Santander is a department located in northeastern Colombia, known for its diverse geography, history, and culture. One of the most significant aspects of Santander’s identity is its religious practices, which have influenced the local cuisine and traditional festivals.
The primary religions practiced in Santander are Catholicism and Protestantism, with smaller communities of Evangelicals and Jehovah’s Witnesses. The Catholic faith has a dominant presence in the region, with more than 90% of the population identifying as Catholics.
One of the most notable impacts of Catholicism on Santander’s cuisine is the tradition of meatless Fridays during Lent. Many dishes in the region, such as mute santandereano, rely heavily on meat, but during Lent, seafood becomes a popular substitute. Fish, shrimp, and other seafood are often incorporated into traditional recipes, such as the famous stew known as mute santandereano de bacalao.
Additionally, Catholic celebrations such as Holy Week and the Feast of Corpus Christi influence the region’s food culture. During Holy Week, many people abstain from meat and instead consume fish, eggs, and dairy products. The Feast of Corpus Christi, which takes place in June, is celebrated with traditional dishes such as arepa de huevo, a fried corn patty stuffed with boiled egg and pork.
Protestantism has also influenced Santander’s cuisine in unique ways. Many Protestant denominations discourage the consumption of alcohol, which has led to the rise of non-alcoholic beverages such as borojó juice and arrechón, a sweet drink made from panela and ginger.
Religious festivals are another important aspect of Santander’s cultural landscape, with events occurring throughout the year. The celebration of the Feast of Our Lady of Carmen, the patron saint of Girón, is a significant event in the region. During this festival, traditional food such as empanadas, buñuelos, and chicha are served, and music and dancing are central elements of the festivities.
The San Juanito festival, held in the town of Socorro, is another important religious event. This festival celebrates the Nativity of St. John the Baptist and features traditional dances, music, and food such as sancocho de gallina, a hearty chicken soup.

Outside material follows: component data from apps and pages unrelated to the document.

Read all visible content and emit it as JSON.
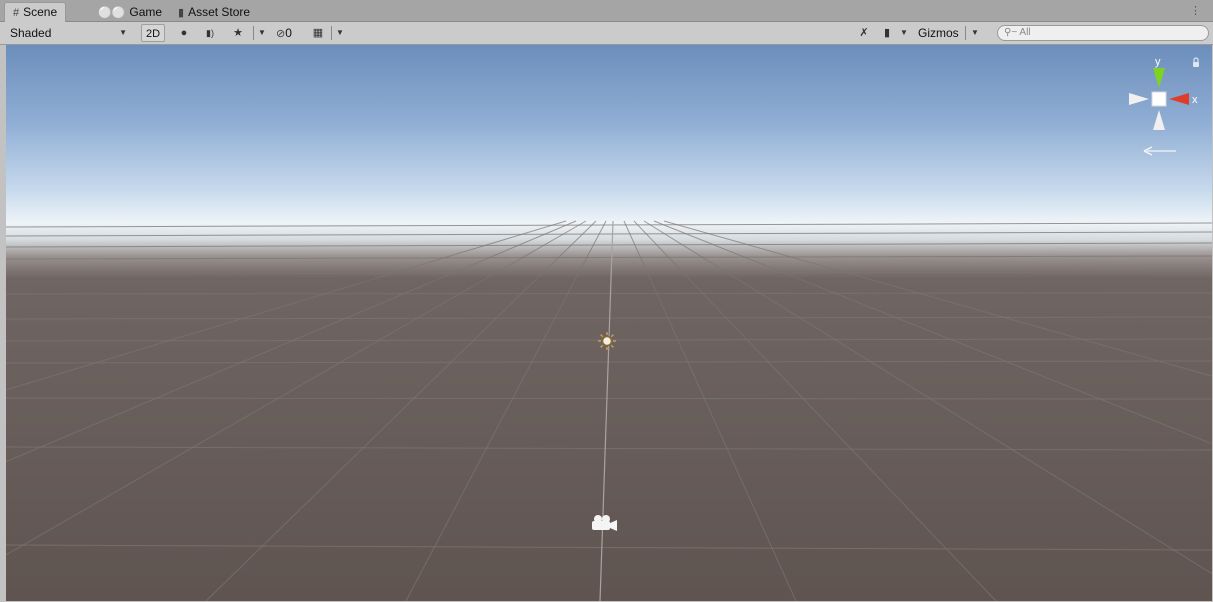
{
  "tabs": [
    {
      "label": "Scene",
      "icon": "hash-icon"
    },
    {
      "label": "Game",
      "icon": "gamepad-icon"
    },
    {
      "label": "Asset Store",
      "icon": "shopping-bag-icon"
    }
  ],
  "toolbar": {
    "draw_mode": "Shaded",
    "btn_2d": "2D",
    "hidden_count": "0",
    "gizmos_label": "Gizmos",
    "search_placeholder": "All"
  },
  "orientation_gizmo": {
    "y_label": "y",
    "x_label": "x",
    "y_color": "#7ed321",
    "x_color": "#e03c2a"
  }
}
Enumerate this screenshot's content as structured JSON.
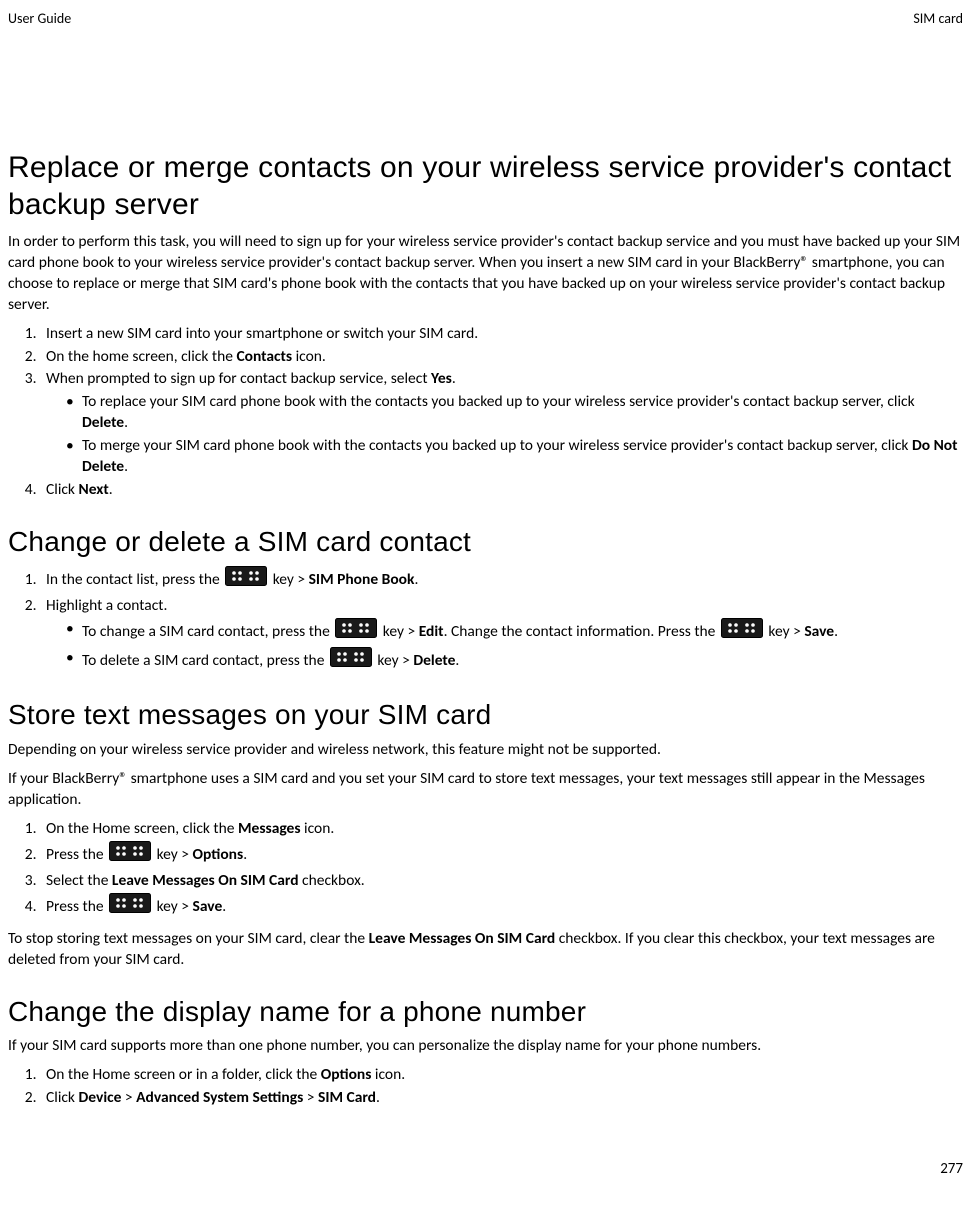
{
  "header": {
    "left": "User Guide",
    "right": "SIM card"
  },
  "section1": {
    "title": "Replace or merge contacts on your wireless service provider's contact backup server",
    "intro": "In order to perform this task, you will need to sign up for your wireless service provider's contact backup service and you must have backed up your SIM card phone book to your wireless service provider's contact backup server. When you insert a new SIM card in your BlackBerry® smartphone, you can choose to replace or merge that SIM card's phone book with the contacts that you have backed up on your wireless service provider's contact backup server.",
    "steps": {
      "s1": "Insert a new SIM card into your smartphone or switch your SIM card.",
      "s2_pre": "On the home screen, click the ",
      "s2_bold": "Contacts",
      "s2_post": " icon.",
      "s3_pre": "When prompted to sign up for contact backup service, select ",
      "s3_bold": "Yes",
      "s3_post": ".",
      "s3_b1_pre": "To replace your SIM card phone book with the contacts you backed up to your wireless service provider's contact backup server, click ",
      "s3_b1_bold": "Delete",
      "s3_b1_post": ".",
      "s3_b2_pre": "To merge your SIM card phone book with the contacts you backed up to your wireless service provider's contact backup server, click ",
      "s3_b2_bold": "Do Not Delete",
      "s3_b2_post": ".",
      "s4_pre": "Click ",
      "s4_bold": "Next",
      "s4_post": "."
    }
  },
  "section2": {
    "title": "Change or delete a SIM card contact",
    "steps": {
      "s1_pre": "In the contact list, press the ",
      "s1_mid": " key > ",
      "s1_bold": "SIM Phone Book",
      "s1_post": ".",
      "s2": "Highlight a contact.",
      "s2_b1_pre": "To change a SIM card contact, press the ",
      "s2_b1_mid1": " key > ",
      "s2_b1_bold1": "Edit",
      "s2_b1_mid2": ". Change the contact information. Press the ",
      "s2_b1_mid3": " key > ",
      "s2_b1_bold2": "Save",
      "s2_b1_post": ".",
      "s2_b2_pre": "To delete a SIM card contact, press the ",
      "s2_b2_mid": " key > ",
      "s2_b2_bold": "Delete",
      "s2_b2_post": "."
    }
  },
  "section3": {
    "title": "Store text messages on your SIM card",
    "p1": "Depending on your wireless service provider and wireless network, this feature might not be supported.",
    "p2": "If your BlackBerry® smartphone uses a SIM card and you set your SIM card to store text messages, your text messages still appear in the Messages application.",
    "steps": {
      "s1_pre": "On the Home screen, click the ",
      "s1_bold": "Messages",
      "s1_post": " icon.",
      "s2_pre": "Press the ",
      "s2_mid": " key > ",
      "s2_bold": "Options",
      "s2_post": ".",
      "s3_pre": "Select the ",
      "s3_bold": "Leave Messages On SIM Card",
      "s3_post": " checkbox.",
      "s4_pre": "Press the ",
      "s4_mid": " key > ",
      "s4_bold": "Save",
      "s4_post": "."
    },
    "p3_pre": "To stop storing text messages on your SIM card, clear the ",
    "p3_bold": "Leave Messages On SIM Card",
    "p3_post": " checkbox. If you clear this checkbox, your text messages are deleted from your SIM card."
  },
  "section4": {
    "title": "Change the display name for a phone number",
    "p1": "If your SIM card supports more than one phone number, you can personalize the display name for your phone numbers.",
    "steps": {
      "s1_pre": "On the Home screen or in a folder, click the ",
      "s1_bold": "Options",
      "s1_post": " icon.",
      "s2_pre": "Click ",
      "s2_b1": "Device",
      "s2_g1": " > ",
      "s2_b2": "Advanced System Settings",
      "s2_g2": " > ",
      "s2_b3": "SIM Card",
      "s2_post": "."
    }
  },
  "footer": {
    "page": "277"
  }
}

In conclusion, the primary religions practiced in Santander have had a profound impact on the region’s cuisine and traditional festivals. Catholicism’s influence on meatless Fridays during Lent and Holy Week has led to a greater emphasis on seafood and dairy products, while Protestantism’s abstention from alcohol has given rise to unique non-alcoholic beverages. Religious festivals provide an opportunity for locals and visitors alike to experience Santander’s rich cultural heritage and indulge in traditional dishes that have been passed down through generations.